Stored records
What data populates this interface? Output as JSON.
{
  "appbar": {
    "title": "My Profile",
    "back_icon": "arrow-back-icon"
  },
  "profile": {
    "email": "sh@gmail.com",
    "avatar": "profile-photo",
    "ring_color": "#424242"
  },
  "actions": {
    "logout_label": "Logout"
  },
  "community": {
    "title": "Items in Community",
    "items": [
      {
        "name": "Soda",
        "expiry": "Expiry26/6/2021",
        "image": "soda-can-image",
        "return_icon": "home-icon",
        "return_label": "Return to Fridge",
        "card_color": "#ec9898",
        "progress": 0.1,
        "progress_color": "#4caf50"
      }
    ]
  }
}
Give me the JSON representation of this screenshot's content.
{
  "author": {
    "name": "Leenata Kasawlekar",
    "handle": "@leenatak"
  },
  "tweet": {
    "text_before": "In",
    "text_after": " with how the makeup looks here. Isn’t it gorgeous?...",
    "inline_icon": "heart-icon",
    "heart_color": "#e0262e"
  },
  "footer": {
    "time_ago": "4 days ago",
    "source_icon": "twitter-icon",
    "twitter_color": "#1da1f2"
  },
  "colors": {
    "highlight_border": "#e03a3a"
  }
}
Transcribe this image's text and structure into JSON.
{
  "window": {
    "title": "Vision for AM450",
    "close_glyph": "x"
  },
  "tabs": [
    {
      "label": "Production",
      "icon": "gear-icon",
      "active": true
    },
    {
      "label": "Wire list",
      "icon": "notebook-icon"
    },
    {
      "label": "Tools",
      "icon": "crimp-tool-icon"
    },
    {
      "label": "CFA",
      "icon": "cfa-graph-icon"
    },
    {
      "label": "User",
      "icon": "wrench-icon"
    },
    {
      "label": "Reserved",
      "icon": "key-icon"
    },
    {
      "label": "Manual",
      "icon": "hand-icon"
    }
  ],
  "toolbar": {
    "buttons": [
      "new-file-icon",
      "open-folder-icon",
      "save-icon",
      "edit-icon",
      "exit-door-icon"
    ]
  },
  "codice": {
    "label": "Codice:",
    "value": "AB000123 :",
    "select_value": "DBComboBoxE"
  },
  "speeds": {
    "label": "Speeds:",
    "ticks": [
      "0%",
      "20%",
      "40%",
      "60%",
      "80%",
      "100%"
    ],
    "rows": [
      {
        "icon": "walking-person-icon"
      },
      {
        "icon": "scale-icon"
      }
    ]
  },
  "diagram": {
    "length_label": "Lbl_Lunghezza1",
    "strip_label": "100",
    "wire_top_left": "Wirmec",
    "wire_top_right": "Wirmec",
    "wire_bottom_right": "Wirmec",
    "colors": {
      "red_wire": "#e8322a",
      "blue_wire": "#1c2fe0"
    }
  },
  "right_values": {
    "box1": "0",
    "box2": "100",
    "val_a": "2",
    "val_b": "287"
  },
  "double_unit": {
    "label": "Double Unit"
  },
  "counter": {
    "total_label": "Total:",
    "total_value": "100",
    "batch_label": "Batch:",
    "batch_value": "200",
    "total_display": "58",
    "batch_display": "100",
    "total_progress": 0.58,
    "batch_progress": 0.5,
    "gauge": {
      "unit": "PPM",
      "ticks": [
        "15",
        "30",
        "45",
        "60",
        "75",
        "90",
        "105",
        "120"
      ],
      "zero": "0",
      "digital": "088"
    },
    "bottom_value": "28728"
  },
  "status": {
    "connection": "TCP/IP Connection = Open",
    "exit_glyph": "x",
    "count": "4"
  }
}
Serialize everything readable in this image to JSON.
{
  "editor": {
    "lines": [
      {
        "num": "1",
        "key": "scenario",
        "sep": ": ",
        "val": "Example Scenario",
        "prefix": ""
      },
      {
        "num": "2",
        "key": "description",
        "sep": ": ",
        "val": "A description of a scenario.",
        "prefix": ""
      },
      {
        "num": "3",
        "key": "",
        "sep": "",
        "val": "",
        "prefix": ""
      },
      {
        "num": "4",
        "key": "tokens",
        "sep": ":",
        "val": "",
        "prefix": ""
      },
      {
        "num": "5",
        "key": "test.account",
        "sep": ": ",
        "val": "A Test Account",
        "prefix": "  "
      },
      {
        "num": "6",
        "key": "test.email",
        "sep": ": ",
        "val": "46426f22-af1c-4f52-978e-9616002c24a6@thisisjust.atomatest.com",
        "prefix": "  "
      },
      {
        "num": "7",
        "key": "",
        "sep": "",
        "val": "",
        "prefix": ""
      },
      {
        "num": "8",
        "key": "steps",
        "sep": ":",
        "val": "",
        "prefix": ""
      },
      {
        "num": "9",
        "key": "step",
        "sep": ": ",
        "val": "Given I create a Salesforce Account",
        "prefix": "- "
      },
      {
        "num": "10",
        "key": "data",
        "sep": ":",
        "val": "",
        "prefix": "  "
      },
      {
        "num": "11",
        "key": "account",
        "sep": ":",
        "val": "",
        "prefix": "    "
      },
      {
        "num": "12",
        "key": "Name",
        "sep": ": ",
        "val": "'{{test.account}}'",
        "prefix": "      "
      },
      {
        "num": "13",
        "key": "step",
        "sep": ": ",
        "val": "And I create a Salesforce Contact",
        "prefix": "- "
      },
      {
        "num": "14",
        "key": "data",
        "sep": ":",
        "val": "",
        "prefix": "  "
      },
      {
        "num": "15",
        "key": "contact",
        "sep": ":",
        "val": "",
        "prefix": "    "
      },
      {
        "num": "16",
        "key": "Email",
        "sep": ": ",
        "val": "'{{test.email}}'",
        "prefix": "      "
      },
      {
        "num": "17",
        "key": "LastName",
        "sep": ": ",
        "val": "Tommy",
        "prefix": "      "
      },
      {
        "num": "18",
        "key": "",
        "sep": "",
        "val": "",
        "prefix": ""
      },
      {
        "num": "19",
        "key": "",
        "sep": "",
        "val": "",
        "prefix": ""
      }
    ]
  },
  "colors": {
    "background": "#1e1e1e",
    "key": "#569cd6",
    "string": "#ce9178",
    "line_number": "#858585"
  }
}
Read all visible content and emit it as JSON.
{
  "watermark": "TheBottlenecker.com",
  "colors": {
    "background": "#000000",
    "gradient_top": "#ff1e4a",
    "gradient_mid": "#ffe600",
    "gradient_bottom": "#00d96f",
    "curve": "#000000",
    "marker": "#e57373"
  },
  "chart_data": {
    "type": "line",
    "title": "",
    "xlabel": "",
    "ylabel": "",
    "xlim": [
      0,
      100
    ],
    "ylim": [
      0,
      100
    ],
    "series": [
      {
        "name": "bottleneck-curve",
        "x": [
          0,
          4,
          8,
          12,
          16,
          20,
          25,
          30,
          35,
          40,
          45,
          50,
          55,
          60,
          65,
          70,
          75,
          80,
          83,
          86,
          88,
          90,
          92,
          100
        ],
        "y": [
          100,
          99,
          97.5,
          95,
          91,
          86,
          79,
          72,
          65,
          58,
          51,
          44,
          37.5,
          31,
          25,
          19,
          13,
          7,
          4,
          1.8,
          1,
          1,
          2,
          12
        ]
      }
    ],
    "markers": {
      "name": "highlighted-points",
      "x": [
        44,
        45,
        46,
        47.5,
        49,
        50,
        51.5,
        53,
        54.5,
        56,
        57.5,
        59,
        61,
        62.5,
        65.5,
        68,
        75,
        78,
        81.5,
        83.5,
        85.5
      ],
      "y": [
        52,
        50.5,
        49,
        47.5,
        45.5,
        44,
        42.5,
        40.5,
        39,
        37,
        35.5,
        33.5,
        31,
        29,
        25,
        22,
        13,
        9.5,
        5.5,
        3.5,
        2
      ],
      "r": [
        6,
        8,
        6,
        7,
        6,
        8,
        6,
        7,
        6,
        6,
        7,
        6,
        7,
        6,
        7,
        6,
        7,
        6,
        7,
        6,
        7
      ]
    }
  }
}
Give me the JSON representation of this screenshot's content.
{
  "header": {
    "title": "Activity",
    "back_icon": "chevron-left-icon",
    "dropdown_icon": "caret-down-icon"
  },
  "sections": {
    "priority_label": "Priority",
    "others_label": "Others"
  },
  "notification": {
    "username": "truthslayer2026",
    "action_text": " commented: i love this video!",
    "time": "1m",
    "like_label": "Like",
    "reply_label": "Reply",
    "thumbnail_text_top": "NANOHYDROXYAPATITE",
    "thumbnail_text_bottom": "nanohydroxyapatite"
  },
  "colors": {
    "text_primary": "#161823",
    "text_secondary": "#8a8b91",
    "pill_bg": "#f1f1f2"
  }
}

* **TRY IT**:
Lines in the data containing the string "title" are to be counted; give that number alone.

* **FINISHED TASK**:
5